If you do receive an email, call or SMS out of the blue, be extra cautious and always check in with us to get our opinion on whether it is genuine.
Threats of Legal Action
Scammers often use fear tactics, such as threats of legal action or arrest, to pressure individuals into paying them. HMRC will never threaten legal action or arrest as a first course of action.
That isn’t to say anything that comes through from HMRC or one of their agents isn’t legitimate; but if this is the first you’ve heard about it and haven’t received any warnings beforehand, then it’s definitely worth being extra safe and giving it a closer look.
Requests for Payment
HMRC will never call you up to ask for payment over the phone or by email. If you receive a call or email requesting payment, do not provide any personal information or payment details.
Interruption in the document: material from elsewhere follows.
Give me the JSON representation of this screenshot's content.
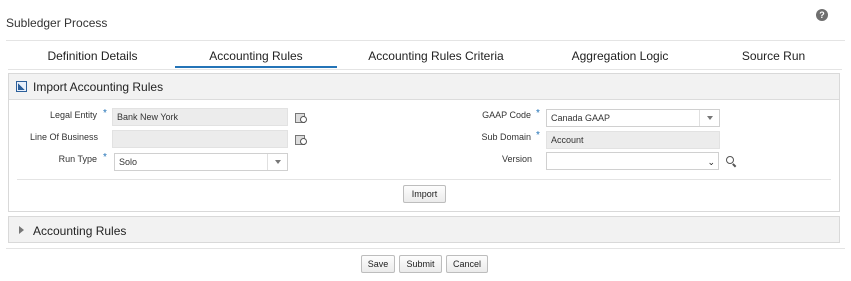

Instead, call HMRC back on the relevant phone number from their website.
Scammers often include links in their emails or text messages that lead to fake HMRC websites. These websites are designed to look like the official HMRC website and can be used to steal personal information. Always check the URL to ensure it is the official HMRC website.
Some giveaways will be the lack of secure website (look for the padlock in the address bar) and slight spelling differences in the website address. In some cases, the address of the website may not even look like an official one.
Scammers can track that you have clicked the link in the email (verifying your email address is active), and the destination website of the link may have nasty malware designed to infect your computer.
If you are in any way in doubt, then we recommend to not click the links and definitely not to open any attachments in emails.
Offers of Tax Refunds
Scammers may contact you claiming that you are due a tax refund and ask for your bank details to process the payment. HMRC will never offer a tax refund by email or text message.
As with the previous advice, call HMRC direct on one of the numbers from their contact page, or get in touch with us.
Spelling & Grammar
Many of these scammers are off-shore, and English is not their first language. Look for spelling and grammar mistakes in the email, letter or text message you receive.
Also, look at the type of language being used. HMRC write in a very particular style, and you will likely notice a difference in the way the correspondence has been written.
Sometimes this can be perfect though, so don’t use this as your only guide.
Whilst scammers may have your name, business name and address, it is unlikely that they have much more than this.
HMRC will often include things such as your unique tax reference and other key identifiers that the scammers would not have access to.
If the correspondence is lacking this detail, treat it with extra caution.
Email ‘From’ Field
When scammers send an email, they can dictate who appears in the ‘From’ field to make it look like it’s from HMRC. However, with most email clients, you can click on this to reveal the actual address. If it is a scammer, these will often appear as unusual addresses and not from a .gov.uk domain.
Always check what the sender’s actual email address is.
What to Do
If you suspect that you have received an HMRC scam, you can report it to HMRC by forwarding the email or text message to firstname.lastname@example.org. Please also feel free to let us know so that we can warn our clients.
You should also contact your bank or credit card provider immediately if you have provided any payment details to the scammer.
If you have any questions or are uncertain about correspondence from HMRC, you can reach us on email@example.com